EXERCISE INPUTS section start

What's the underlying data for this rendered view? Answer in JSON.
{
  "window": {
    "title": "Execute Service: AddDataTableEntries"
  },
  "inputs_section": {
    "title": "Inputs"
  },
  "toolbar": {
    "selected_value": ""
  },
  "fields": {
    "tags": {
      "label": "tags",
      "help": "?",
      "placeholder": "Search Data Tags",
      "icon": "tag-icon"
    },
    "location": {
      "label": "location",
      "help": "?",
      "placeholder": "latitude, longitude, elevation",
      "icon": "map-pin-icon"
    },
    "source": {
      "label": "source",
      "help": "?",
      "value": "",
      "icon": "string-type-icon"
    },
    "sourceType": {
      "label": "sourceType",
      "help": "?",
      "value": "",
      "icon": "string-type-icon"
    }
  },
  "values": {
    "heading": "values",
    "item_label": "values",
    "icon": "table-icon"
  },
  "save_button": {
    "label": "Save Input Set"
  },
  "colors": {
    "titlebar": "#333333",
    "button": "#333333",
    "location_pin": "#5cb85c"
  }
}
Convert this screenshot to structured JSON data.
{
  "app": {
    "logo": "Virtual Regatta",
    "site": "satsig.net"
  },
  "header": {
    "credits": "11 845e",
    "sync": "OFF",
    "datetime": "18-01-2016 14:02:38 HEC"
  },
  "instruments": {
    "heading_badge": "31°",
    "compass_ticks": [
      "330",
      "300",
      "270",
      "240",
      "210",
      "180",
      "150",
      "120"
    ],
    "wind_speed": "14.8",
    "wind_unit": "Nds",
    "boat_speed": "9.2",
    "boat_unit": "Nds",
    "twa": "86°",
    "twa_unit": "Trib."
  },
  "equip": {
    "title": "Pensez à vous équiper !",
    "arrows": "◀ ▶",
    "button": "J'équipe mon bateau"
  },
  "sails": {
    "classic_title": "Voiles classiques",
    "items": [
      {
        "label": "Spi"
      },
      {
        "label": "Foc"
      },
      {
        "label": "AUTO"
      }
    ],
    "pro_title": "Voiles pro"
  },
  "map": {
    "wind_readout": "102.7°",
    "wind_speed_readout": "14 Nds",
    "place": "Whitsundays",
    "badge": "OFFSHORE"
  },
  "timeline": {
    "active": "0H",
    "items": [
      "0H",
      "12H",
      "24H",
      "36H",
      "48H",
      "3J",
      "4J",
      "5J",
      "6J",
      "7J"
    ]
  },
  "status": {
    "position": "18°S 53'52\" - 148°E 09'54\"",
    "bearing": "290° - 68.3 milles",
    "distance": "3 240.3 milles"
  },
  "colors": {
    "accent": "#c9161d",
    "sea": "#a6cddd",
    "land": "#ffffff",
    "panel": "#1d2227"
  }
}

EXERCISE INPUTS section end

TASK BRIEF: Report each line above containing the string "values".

RESPONSE TO THE EXERCISE:
  "values": {
    "heading": "values",
    "item_label": "values",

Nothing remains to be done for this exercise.